## EXERCISE INSTRUCTIONS
Within the material below, how many lines carry the word "time"? Answer with a single number.

## DATA EXCERPTS
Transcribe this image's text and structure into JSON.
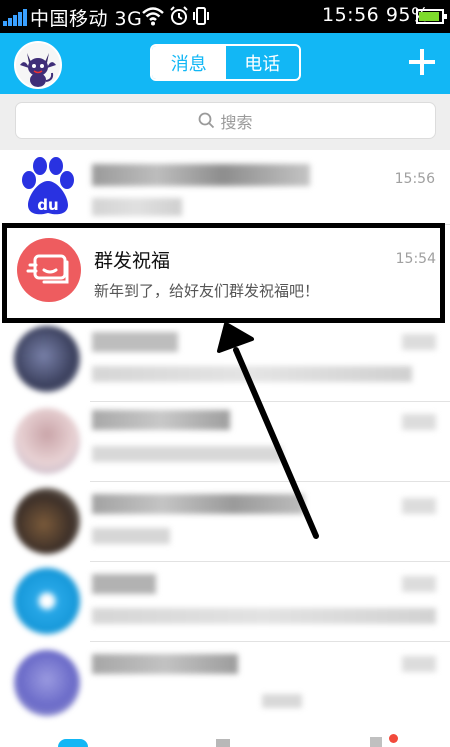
{
  "status_bar": {
    "carrier": "中国移动 3G",
    "time": "15:56",
    "battery": "95%",
    "battery_level": 0.95
  },
  "header": {
    "tabs": [
      {
        "label": "消息",
        "active": true
      },
      {
        "label": "电话",
        "active": false
      }
    ],
    "accent_color": "#12b7f5"
  },
  "search": {
    "placeholder": "搜索"
  },
  "conversations": [
    {
      "time": "15:56",
      "avatar_icon": "baidu-paw-icon"
    },
    {
      "title": "群发祝福",
      "preview": "新年到了，给好友们群发祝福吧！",
      "time": "15:54",
      "avatar_icon": "group-message-icon",
      "avatar_color": "#ee5c5f"
    }
  ]
}
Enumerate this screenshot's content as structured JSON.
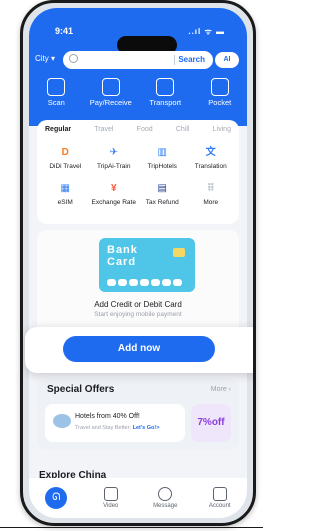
{
  "status": {
    "time": "9:41",
    "signal": "..ıl ᯤ ▬"
  },
  "search": {
    "city": "City",
    "button": "Search",
    "ai": "AI"
  },
  "quick_actions": [
    "Scan",
    "Pay/Receive",
    "Transport",
    "Pocket"
  ],
  "tabs": [
    "Regular",
    "Travel",
    "Food",
    "Chill",
    "Living"
  ],
  "services": [
    {
      "label": "DiDi Travel",
      "glyph": "D",
      "color": "#ff7a1a"
    },
    {
      "label": "TripAi-Train",
      "glyph": "✈",
      "color": "#2f7df6"
    },
    {
      "label": "TripHotels",
      "glyph": "▥",
      "color": "#2f7df6"
    },
    {
      "label": "Translation",
      "glyph": "文",
      "color": "#2f7df6"
    },
    {
      "label": "eSIM",
      "glyph": "▦",
      "color": "#2f7df6"
    },
    {
      "label": "Exchange Rate",
      "glyph": "¥",
      "color": "#ff5a3c"
    },
    {
      "label": "Tax Refund",
      "glyph": "▤",
      "color": "#1f3c88"
    },
    {
      "label": "More",
      "glyph": "⠿",
      "color": "#b7bdc8"
    }
  ],
  "bank": {
    "card_line1": "Bank",
    "card_line2": "Card",
    "title": "Add Credit or Debit Card",
    "subtitle": "Start enjoying mobile payment",
    "add_button": "Add now"
  },
  "offers": {
    "heading": "Special Offers",
    "more": "More",
    "item_title": "Hotels from 40% Off!",
    "item_sub": "Travel and Stay Better:",
    "item_link": "Let's Go!>",
    "badge": "7%off"
  },
  "explore": "Explore China",
  "tabbar": [
    "Video",
    "Message",
    "Account"
  ]
}
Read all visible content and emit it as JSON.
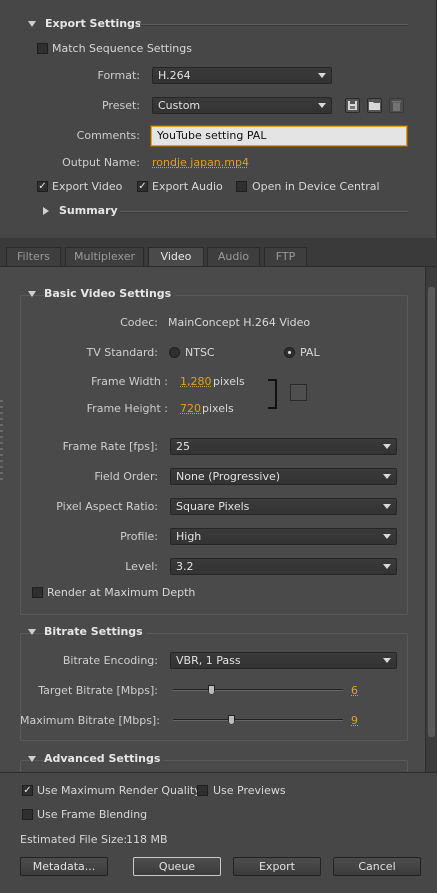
{
  "export_settings": {
    "title": "Export Settings",
    "match_sequence_label": "Match Sequence Settings",
    "match_sequence_checked": false,
    "format_label": "Format:",
    "format_value": "H.264",
    "preset_label": "Preset:",
    "preset_value": "Custom",
    "comments_label": "Comments:",
    "comments_value": "YouTube setting PAL",
    "output_name_label": "Output Name:",
    "output_name_value": "rondje japan.mp4",
    "export_video_label": "Export Video",
    "export_video_checked": true,
    "export_audio_label": "Export Audio",
    "export_audio_checked": true,
    "device_central_label": "Open in Device Central",
    "device_central_checked": false,
    "summary_label": "Summary"
  },
  "tabs": [
    "Filters",
    "Multiplexer",
    "Video",
    "Audio",
    "FTP"
  ],
  "active_tab": "Video",
  "basic_video": {
    "title": "Basic Video Settings",
    "codec_label": "Codec:",
    "codec_value": "MainConcept H.264 Video",
    "tv_standard_label": "TV Standard:",
    "ntsc_label": "NTSC",
    "pal_label": "PAL",
    "tv_standard_selected": "PAL",
    "frame_width_label": "Frame Width :",
    "frame_width_value": "1,280",
    "frame_height_label": "Frame Height :",
    "frame_height_value": "720",
    "pixels_unit": "pixels",
    "frame_rate_label": "Frame Rate [fps]:",
    "frame_rate_value": "25",
    "field_order_label": "Field Order:",
    "field_order_value": "None (Progressive)",
    "pixel_aspect_label": "Pixel Aspect Ratio:",
    "pixel_aspect_value": "Square Pixels",
    "profile_label": "Profile:",
    "profile_value": "High",
    "level_label": "Level:",
    "level_value": "3.2",
    "render_max_depth_label": "Render at Maximum Depth",
    "render_max_depth_checked": false
  },
  "bitrate": {
    "title": "Bitrate Settings",
    "encoding_label": "Bitrate Encoding:",
    "encoding_value": "VBR, 1 Pass",
    "target_label": "Target Bitrate [Mbps]:",
    "target_value": "6",
    "target_fraction": 0.23,
    "max_label": "Maximum Bitrate [Mbps]:",
    "max_value": "9",
    "max_fraction": 0.35
  },
  "advanced": {
    "title": "Advanced Settings"
  },
  "bottom": {
    "max_render_quality_label": "Use Maximum Render Quality",
    "max_render_quality_checked": true,
    "use_previews_label": "Use Previews",
    "use_previews_checked": false,
    "frame_blending_label": "Use Frame Blending",
    "frame_blending_checked": false,
    "file_size_label": "Estimated File Size:",
    "file_size_value": "118 MB",
    "metadata_button": "Metadata...",
    "queue_button": "Queue",
    "export_button": "Export",
    "cancel_button": "Cancel"
  },
  "colors": {
    "background": "#4a4a4a",
    "accent_link": "#e0a020",
    "input_focus_border": "#e0a020"
  },
  "icons": {
    "save_preset": "save-icon",
    "import_preset": "folder-icon",
    "delete_preset": "trash-icon"
  }
}
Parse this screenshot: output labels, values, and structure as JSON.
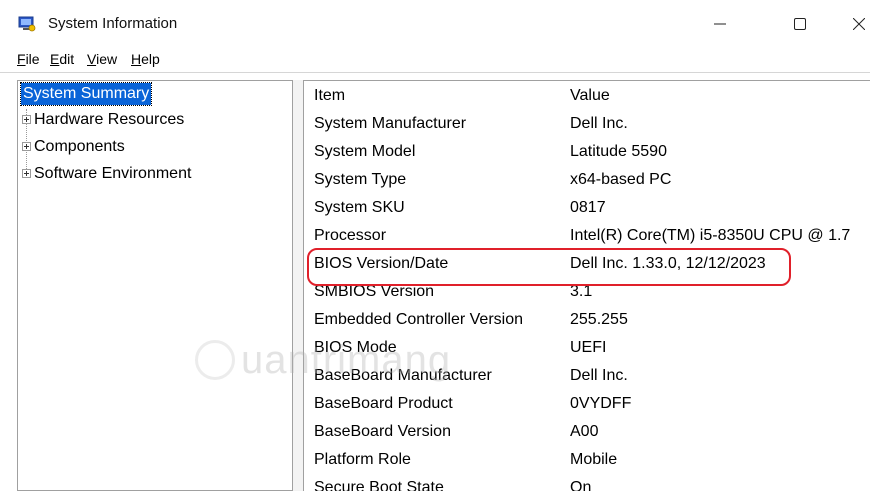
{
  "window": {
    "title": "System Information"
  },
  "menu": [
    {
      "key": "F",
      "rest": "ile"
    },
    {
      "key": "E",
      "rest": "dit"
    },
    {
      "key": "V",
      "rest": "iew"
    },
    {
      "key": "H",
      "rest": "elp"
    }
  ],
  "tree": {
    "root": "System Summary",
    "children": [
      "Hardware Resources",
      "Components",
      "Software Environment"
    ]
  },
  "table": {
    "headers": {
      "item": "Item",
      "value": "Value"
    },
    "rows": [
      {
        "item": "System Manufacturer",
        "value": "Dell Inc."
      },
      {
        "item": "System Model",
        "value": "Latitude 5590"
      },
      {
        "item": "System Type",
        "value": "x64-based PC"
      },
      {
        "item": "System SKU",
        "value": "0817"
      },
      {
        "item": "Processor",
        "value": "Intel(R) Core(TM) i5-8350U CPU @ 1.7"
      },
      {
        "item": "BIOS Version/Date",
        "value": "Dell Inc. 1.33.0, 12/12/2023"
      },
      {
        "item": "SMBIOS Version",
        "value": "3.1"
      },
      {
        "item": "Embedded Controller Version",
        "value": "255.255"
      },
      {
        "item": "BIOS Mode",
        "value": "UEFI"
      },
      {
        "item": "BaseBoard Manufacturer",
        "value": "Dell Inc."
      },
      {
        "item": "BaseBoard Product",
        "value": "0VYDFF"
      },
      {
        "item": "BaseBoard Version",
        "value": "A00"
      },
      {
        "item": "Platform Role",
        "value": "Mobile"
      },
      {
        "item": "Secure Boot State",
        "value": "On"
      }
    ]
  },
  "watermark": {
    "text": "uantrimang"
  },
  "colors": {
    "selection": "#0a64d8",
    "highlight": "#e0202a"
  }
}
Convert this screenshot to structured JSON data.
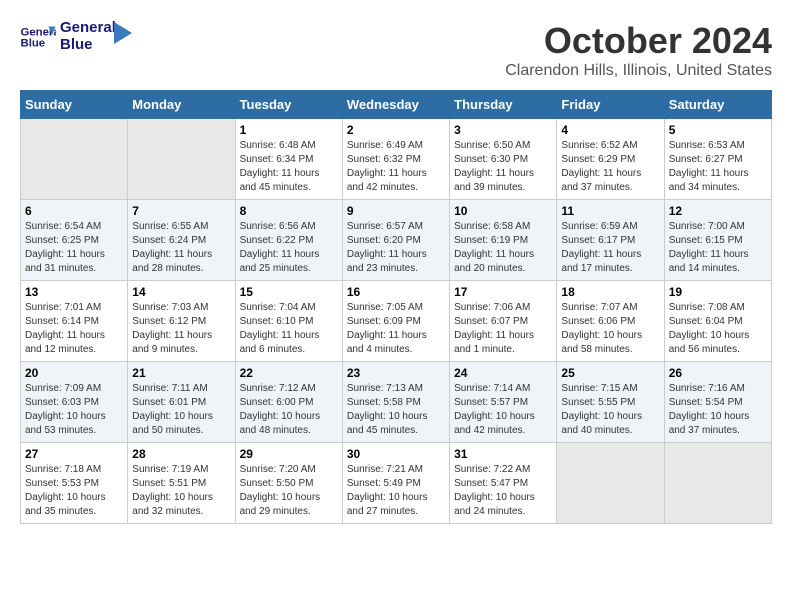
{
  "header": {
    "logo_line1": "General",
    "logo_line2": "Blue",
    "month": "October 2024",
    "location": "Clarendon Hills, Illinois, United States"
  },
  "days_of_week": [
    "Sunday",
    "Monday",
    "Tuesday",
    "Wednesday",
    "Thursday",
    "Friday",
    "Saturday"
  ],
  "weeks": [
    [
      {
        "day": "",
        "info": ""
      },
      {
        "day": "",
        "info": ""
      },
      {
        "day": "1",
        "info": "Sunrise: 6:48 AM\nSunset: 6:34 PM\nDaylight: 11 hours and 45 minutes."
      },
      {
        "day": "2",
        "info": "Sunrise: 6:49 AM\nSunset: 6:32 PM\nDaylight: 11 hours and 42 minutes."
      },
      {
        "day": "3",
        "info": "Sunrise: 6:50 AM\nSunset: 6:30 PM\nDaylight: 11 hours and 39 minutes."
      },
      {
        "day": "4",
        "info": "Sunrise: 6:52 AM\nSunset: 6:29 PM\nDaylight: 11 hours and 37 minutes."
      },
      {
        "day": "5",
        "info": "Sunrise: 6:53 AM\nSunset: 6:27 PM\nDaylight: 11 hours and 34 minutes."
      }
    ],
    [
      {
        "day": "6",
        "info": "Sunrise: 6:54 AM\nSunset: 6:25 PM\nDaylight: 11 hours and 31 minutes."
      },
      {
        "day": "7",
        "info": "Sunrise: 6:55 AM\nSunset: 6:24 PM\nDaylight: 11 hours and 28 minutes."
      },
      {
        "day": "8",
        "info": "Sunrise: 6:56 AM\nSunset: 6:22 PM\nDaylight: 11 hours and 25 minutes."
      },
      {
        "day": "9",
        "info": "Sunrise: 6:57 AM\nSunset: 6:20 PM\nDaylight: 11 hours and 23 minutes."
      },
      {
        "day": "10",
        "info": "Sunrise: 6:58 AM\nSunset: 6:19 PM\nDaylight: 11 hours and 20 minutes."
      },
      {
        "day": "11",
        "info": "Sunrise: 6:59 AM\nSunset: 6:17 PM\nDaylight: 11 hours and 17 minutes."
      },
      {
        "day": "12",
        "info": "Sunrise: 7:00 AM\nSunset: 6:15 PM\nDaylight: 11 hours and 14 minutes."
      }
    ],
    [
      {
        "day": "13",
        "info": "Sunrise: 7:01 AM\nSunset: 6:14 PM\nDaylight: 11 hours and 12 minutes."
      },
      {
        "day": "14",
        "info": "Sunrise: 7:03 AM\nSunset: 6:12 PM\nDaylight: 11 hours and 9 minutes."
      },
      {
        "day": "15",
        "info": "Sunrise: 7:04 AM\nSunset: 6:10 PM\nDaylight: 11 hours and 6 minutes."
      },
      {
        "day": "16",
        "info": "Sunrise: 7:05 AM\nSunset: 6:09 PM\nDaylight: 11 hours and 4 minutes."
      },
      {
        "day": "17",
        "info": "Sunrise: 7:06 AM\nSunset: 6:07 PM\nDaylight: 11 hours and 1 minute."
      },
      {
        "day": "18",
        "info": "Sunrise: 7:07 AM\nSunset: 6:06 PM\nDaylight: 10 hours and 58 minutes."
      },
      {
        "day": "19",
        "info": "Sunrise: 7:08 AM\nSunset: 6:04 PM\nDaylight: 10 hours and 56 minutes."
      }
    ],
    [
      {
        "day": "20",
        "info": "Sunrise: 7:09 AM\nSunset: 6:03 PM\nDaylight: 10 hours and 53 minutes."
      },
      {
        "day": "21",
        "info": "Sunrise: 7:11 AM\nSunset: 6:01 PM\nDaylight: 10 hours and 50 minutes."
      },
      {
        "day": "22",
        "info": "Sunrise: 7:12 AM\nSunset: 6:00 PM\nDaylight: 10 hours and 48 minutes."
      },
      {
        "day": "23",
        "info": "Sunrise: 7:13 AM\nSunset: 5:58 PM\nDaylight: 10 hours and 45 minutes."
      },
      {
        "day": "24",
        "info": "Sunrise: 7:14 AM\nSunset: 5:57 PM\nDaylight: 10 hours and 42 minutes."
      },
      {
        "day": "25",
        "info": "Sunrise: 7:15 AM\nSunset: 5:55 PM\nDaylight: 10 hours and 40 minutes."
      },
      {
        "day": "26",
        "info": "Sunrise: 7:16 AM\nSunset: 5:54 PM\nDaylight: 10 hours and 37 minutes."
      }
    ],
    [
      {
        "day": "27",
        "info": "Sunrise: 7:18 AM\nSunset: 5:53 PM\nDaylight: 10 hours and 35 minutes."
      },
      {
        "day": "28",
        "info": "Sunrise: 7:19 AM\nSunset: 5:51 PM\nDaylight: 10 hours and 32 minutes."
      },
      {
        "day": "29",
        "info": "Sunrise: 7:20 AM\nSunset: 5:50 PM\nDaylight: 10 hours and 29 minutes."
      },
      {
        "day": "30",
        "info": "Sunrise: 7:21 AM\nSunset: 5:49 PM\nDaylight: 10 hours and 27 minutes."
      },
      {
        "day": "31",
        "info": "Sunrise: 7:22 AM\nSunset: 5:47 PM\nDaylight: 10 hours and 24 minutes."
      },
      {
        "day": "",
        "info": ""
      },
      {
        "day": "",
        "info": ""
      }
    ]
  ]
}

## THE ANSWER
4